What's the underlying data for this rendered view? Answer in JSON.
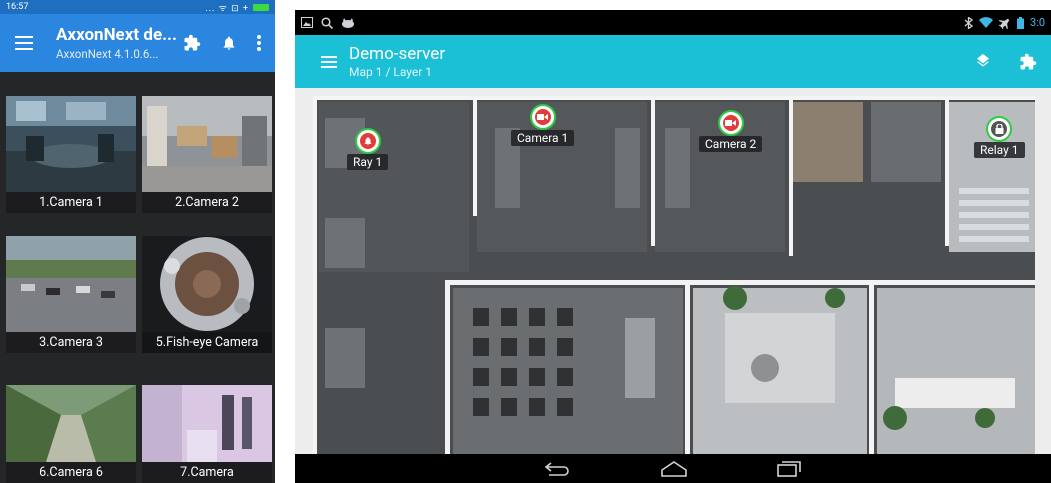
{
  "phone": {
    "status": {
      "time": "16:57",
      "right": "... ᯤ ⊡ +"
    },
    "appbar": {
      "title": "AxxonNext de...",
      "subtitle": "AxxonNext 4.1.0.6...",
      "icons": [
        "menu-icon",
        "puzzle-icon",
        "bell-icon",
        "more-vert-icon"
      ]
    },
    "cameras": [
      {
        "label": "1.Camera 1"
      },
      {
        "label": "2.Camera 2"
      },
      {
        "label": "3.Camera 3"
      },
      {
        "label": "5.Fish-eye Camera"
      },
      {
        "label": "6.Camera 6"
      },
      {
        "label": "7.Camera"
      }
    ]
  },
  "tablet": {
    "status": {
      "time": "3:0",
      "left_icons": [
        "image-icon",
        "search-icon",
        "cat-icon"
      ],
      "right_icons": [
        "bluetooth-icon",
        "wifi-icon",
        "airplane-icon",
        "battery-icon"
      ]
    },
    "appbar": {
      "title": "Demo-server",
      "subtitle": "Map 1 / Layer 1",
      "icons": [
        "menu-icon",
        "layers-icon",
        "puzzle-icon"
      ]
    },
    "markers": [
      {
        "label": "Ray 1",
        "kind": "alarm",
        "color": "#e03c3c"
      },
      {
        "label": "Camera 1",
        "kind": "camera",
        "color": "#e03c3c"
      },
      {
        "label": "Camera 2",
        "kind": "camera",
        "color": "#e03c3c"
      },
      {
        "label": "Relay 1",
        "kind": "relay",
        "color": "#555555"
      }
    ],
    "navbar": {
      "icons": [
        "back-icon",
        "home-icon",
        "recents-icon"
      ]
    }
  },
  "colors": {
    "phone_appbar": "#2b86e0",
    "tablet_appbar": "#1cc0d6",
    "marker_ring": "#2ecc40"
  }
}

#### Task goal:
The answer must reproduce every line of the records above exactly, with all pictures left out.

#### Solution:
What's the underlying data for this rendered view? Answer in JSON.
{
  "phone": {
    "status": {
      "time": "16:57",
      "right": "... ᯤ ⊡ +"
    },
    "appbar": {
      "title": "AxxonNext de...",
      "subtitle": "AxxonNext 4.1.0.6...",
      "icons": [
        "menu-icon",
        "puzzle-icon",
        "bell-icon",
        "more-vert-icon"
      ]
    },
    "cameras": [
      {
        "label": "1.Camera 1"
      },
      {
        "label": "2.Camera 2"
      },
      {
        "label": "3.Camera 3"
      },
      {
        "label": "5.Fish-eye Camera"
      },
      {
        "label": "6.Camera 6"
      },
      {
        "label": "7.Camera"
      }
    ]
  },
  "tablet": {
    "status": {
      "time": "3:0",
      "left_icons": [
        "image-icon",
        "search-icon",
        "cat-icon"
      ],
      "right_icons": [
        "bluetooth-icon",
        "wifi-icon",
        "airplane-icon",
        "battery-icon"
      ]
    },
    "appbar": {
      "title": "Demo-server",
      "subtitle": "Map 1 / Layer 1",
      "icons": [
        "menu-icon",
        "layers-icon",
        "puzzle-icon"
      ]
    },
    "markers": [
      {
        "label": "Ray 1",
        "kind": "alarm",
        "color": "#e03c3c"
      },
      {
        "label": "Camera 1",
        "kind": "camera",
        "color": "#e03c3c"
      },
      {
        "label": "Camera 2",
        "kind": "camera",
        "color": "#e03c3c"
      },
      {
        "label": "Relay 1",
        "kind": "relay",
        "color": "#555555"
      }
    ],
    "navbar": {
      "icons": [
        "back-icon",
        "home-icon",
        "recents-icon"
      ]
    }
  },
  "colors": {
    "phone_appbar": "#2b86e0",
    "tablet_appbar": "#1cc0d6",
    "marker_ring": "#2ecc40"
  }
}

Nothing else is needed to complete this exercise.